__Goal of the exercise__. Filter the records down to the lines that hold the word "redacted", and copy each of those lines.

Web page and app entries
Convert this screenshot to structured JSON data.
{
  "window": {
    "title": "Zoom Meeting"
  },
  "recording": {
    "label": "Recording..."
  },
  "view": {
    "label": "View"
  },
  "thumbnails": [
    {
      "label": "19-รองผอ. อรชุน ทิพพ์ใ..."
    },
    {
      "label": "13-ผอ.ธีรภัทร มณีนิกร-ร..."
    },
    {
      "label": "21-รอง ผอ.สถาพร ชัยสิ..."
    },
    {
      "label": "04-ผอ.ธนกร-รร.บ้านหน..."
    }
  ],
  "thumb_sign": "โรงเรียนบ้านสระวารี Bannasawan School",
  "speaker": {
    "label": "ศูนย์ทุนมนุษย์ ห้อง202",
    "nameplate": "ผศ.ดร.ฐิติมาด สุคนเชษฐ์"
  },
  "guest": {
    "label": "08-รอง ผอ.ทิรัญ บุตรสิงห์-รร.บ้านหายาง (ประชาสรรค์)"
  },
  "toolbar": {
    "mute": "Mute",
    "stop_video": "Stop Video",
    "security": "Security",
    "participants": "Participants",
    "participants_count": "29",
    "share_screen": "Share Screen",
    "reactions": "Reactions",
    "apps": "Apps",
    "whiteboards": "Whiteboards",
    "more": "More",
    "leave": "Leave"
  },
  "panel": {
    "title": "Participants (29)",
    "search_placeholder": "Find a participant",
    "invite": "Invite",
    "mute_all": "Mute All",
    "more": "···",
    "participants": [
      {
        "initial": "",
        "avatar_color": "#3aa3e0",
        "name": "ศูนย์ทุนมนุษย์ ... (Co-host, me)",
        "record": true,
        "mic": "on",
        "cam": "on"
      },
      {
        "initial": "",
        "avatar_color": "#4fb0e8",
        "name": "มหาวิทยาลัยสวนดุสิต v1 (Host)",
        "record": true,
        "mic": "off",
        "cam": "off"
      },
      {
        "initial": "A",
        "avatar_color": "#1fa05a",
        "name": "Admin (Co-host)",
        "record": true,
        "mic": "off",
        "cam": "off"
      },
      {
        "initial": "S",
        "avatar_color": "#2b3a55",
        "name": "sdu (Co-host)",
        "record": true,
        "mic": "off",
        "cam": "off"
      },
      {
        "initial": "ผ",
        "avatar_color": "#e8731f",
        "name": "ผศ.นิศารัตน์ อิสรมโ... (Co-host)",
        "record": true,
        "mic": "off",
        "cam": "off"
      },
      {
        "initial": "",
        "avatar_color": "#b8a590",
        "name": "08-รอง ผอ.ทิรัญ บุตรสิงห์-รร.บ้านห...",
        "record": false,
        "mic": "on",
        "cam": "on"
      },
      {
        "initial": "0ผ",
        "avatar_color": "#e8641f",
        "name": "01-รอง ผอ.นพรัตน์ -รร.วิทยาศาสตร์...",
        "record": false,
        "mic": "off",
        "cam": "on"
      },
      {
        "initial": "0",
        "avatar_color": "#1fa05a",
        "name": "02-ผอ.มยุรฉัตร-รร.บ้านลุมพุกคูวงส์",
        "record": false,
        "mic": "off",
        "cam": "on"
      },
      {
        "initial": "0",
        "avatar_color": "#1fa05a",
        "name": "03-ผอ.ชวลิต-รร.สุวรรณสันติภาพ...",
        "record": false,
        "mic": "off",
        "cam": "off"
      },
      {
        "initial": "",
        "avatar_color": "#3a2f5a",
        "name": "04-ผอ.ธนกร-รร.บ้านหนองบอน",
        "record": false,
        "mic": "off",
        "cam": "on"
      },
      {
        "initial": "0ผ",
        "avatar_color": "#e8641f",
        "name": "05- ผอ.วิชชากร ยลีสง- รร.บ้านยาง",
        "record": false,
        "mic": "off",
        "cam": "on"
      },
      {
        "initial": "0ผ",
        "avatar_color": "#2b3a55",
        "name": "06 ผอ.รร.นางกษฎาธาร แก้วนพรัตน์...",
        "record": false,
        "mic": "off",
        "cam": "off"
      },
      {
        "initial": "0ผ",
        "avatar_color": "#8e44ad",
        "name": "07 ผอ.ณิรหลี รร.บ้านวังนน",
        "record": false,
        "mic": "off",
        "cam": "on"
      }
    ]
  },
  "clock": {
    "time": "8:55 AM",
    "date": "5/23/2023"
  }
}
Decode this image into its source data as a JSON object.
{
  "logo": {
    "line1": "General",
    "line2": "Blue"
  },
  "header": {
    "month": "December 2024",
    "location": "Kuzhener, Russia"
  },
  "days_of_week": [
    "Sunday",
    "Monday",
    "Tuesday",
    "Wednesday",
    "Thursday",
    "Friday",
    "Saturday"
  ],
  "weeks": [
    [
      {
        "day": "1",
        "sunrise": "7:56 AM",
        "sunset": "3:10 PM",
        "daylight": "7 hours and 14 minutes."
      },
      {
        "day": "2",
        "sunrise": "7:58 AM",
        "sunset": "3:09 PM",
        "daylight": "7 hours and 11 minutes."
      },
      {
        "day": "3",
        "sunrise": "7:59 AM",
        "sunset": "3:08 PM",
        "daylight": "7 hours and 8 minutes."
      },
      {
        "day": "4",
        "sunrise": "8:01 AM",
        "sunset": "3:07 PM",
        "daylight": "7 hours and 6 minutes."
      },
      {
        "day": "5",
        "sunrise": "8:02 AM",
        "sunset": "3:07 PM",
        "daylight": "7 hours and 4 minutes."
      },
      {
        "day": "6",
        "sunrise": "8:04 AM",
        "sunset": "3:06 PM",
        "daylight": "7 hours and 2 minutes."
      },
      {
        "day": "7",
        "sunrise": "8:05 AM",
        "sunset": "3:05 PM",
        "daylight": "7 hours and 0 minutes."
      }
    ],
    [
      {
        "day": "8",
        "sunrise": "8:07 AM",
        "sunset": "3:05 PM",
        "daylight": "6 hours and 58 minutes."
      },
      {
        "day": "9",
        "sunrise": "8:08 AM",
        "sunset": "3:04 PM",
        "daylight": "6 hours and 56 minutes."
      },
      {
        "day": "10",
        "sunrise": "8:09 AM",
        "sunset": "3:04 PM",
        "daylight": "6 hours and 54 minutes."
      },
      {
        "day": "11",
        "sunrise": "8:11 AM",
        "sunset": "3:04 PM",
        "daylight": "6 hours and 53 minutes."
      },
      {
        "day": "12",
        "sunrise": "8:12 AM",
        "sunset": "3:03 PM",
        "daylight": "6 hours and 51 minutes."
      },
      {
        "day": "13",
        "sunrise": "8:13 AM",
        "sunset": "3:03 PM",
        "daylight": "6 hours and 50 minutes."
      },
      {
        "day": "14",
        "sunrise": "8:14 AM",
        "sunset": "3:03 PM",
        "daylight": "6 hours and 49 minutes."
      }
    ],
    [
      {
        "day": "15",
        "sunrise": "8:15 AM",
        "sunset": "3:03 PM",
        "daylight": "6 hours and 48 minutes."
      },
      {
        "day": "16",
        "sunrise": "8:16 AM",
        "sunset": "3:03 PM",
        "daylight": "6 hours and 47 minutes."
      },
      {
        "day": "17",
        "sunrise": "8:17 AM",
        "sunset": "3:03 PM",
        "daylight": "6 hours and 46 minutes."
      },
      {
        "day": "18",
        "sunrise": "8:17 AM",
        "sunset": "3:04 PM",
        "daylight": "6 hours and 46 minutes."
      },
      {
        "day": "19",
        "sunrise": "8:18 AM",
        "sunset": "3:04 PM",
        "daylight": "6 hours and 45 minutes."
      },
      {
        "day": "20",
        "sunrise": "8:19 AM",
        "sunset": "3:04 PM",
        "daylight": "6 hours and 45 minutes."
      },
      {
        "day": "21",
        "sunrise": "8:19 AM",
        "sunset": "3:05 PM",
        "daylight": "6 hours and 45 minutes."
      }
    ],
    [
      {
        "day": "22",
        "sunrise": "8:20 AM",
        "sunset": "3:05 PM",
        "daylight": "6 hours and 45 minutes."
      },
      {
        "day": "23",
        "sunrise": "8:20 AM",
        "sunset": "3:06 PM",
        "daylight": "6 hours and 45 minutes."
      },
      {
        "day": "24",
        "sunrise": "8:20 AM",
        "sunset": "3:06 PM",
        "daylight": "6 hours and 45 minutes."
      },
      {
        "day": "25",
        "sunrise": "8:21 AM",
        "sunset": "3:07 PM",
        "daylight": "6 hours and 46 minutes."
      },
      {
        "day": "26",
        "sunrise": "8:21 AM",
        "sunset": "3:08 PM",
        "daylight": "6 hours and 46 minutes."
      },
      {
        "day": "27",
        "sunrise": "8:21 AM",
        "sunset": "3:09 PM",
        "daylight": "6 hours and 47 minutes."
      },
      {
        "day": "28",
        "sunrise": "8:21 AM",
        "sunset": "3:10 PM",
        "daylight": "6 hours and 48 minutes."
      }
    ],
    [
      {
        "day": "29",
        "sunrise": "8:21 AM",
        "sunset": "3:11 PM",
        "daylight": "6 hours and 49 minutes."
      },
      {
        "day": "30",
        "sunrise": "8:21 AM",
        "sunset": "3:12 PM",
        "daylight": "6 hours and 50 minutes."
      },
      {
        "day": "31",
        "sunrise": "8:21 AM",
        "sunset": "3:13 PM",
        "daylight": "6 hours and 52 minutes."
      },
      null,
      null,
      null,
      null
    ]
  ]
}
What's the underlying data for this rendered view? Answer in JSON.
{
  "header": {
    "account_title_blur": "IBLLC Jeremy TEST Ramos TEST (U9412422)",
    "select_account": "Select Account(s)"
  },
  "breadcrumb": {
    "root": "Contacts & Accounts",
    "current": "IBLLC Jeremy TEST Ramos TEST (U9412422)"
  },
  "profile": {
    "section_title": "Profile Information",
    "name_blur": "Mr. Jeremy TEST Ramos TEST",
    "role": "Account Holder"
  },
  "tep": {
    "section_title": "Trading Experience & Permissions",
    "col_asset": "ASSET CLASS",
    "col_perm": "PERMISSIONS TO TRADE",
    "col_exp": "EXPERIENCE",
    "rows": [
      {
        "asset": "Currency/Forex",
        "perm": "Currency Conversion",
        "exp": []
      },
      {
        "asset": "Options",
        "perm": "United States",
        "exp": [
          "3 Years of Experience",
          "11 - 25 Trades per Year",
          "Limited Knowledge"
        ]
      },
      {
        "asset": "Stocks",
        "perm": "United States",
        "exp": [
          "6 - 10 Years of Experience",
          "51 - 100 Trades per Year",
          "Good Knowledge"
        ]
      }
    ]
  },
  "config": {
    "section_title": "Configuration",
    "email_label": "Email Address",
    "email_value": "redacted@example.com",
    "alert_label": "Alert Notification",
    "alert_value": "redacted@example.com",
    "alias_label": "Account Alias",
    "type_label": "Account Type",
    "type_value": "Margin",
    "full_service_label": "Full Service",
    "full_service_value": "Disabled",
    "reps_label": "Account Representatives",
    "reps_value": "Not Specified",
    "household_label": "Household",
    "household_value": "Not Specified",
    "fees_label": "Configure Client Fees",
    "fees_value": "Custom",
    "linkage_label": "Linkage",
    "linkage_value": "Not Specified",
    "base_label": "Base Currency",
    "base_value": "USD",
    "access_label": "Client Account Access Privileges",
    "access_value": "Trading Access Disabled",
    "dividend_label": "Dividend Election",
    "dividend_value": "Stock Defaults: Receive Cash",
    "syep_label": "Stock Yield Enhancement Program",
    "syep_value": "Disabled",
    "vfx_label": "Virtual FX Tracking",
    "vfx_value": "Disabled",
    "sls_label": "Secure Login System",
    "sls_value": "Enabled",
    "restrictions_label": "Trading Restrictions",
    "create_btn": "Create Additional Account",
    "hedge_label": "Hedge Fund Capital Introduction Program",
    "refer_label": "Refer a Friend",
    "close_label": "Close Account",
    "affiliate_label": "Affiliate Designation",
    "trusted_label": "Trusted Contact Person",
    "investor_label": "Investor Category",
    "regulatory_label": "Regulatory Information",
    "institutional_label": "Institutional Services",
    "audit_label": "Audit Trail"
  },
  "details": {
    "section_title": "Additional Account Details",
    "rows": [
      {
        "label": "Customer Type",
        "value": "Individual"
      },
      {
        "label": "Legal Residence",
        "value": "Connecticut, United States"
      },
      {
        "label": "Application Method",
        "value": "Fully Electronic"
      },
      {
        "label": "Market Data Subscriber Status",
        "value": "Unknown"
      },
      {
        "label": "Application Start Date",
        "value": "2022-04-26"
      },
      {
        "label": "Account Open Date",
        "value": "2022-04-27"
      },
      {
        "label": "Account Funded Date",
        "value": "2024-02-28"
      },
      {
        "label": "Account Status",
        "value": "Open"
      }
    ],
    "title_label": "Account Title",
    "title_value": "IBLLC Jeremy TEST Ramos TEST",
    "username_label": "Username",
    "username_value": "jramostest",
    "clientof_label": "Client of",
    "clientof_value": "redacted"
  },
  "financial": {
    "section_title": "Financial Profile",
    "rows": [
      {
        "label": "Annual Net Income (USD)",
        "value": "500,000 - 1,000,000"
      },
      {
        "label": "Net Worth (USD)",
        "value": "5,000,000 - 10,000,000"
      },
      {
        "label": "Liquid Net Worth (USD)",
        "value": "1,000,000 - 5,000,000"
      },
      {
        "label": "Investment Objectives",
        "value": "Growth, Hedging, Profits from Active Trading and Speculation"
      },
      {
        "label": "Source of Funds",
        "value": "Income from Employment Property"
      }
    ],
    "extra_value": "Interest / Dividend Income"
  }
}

__Answer__.
    "email_value": "redacted@example.com",
    "alert_value": "redacted@example.com",
    "clientof_value": "redacted"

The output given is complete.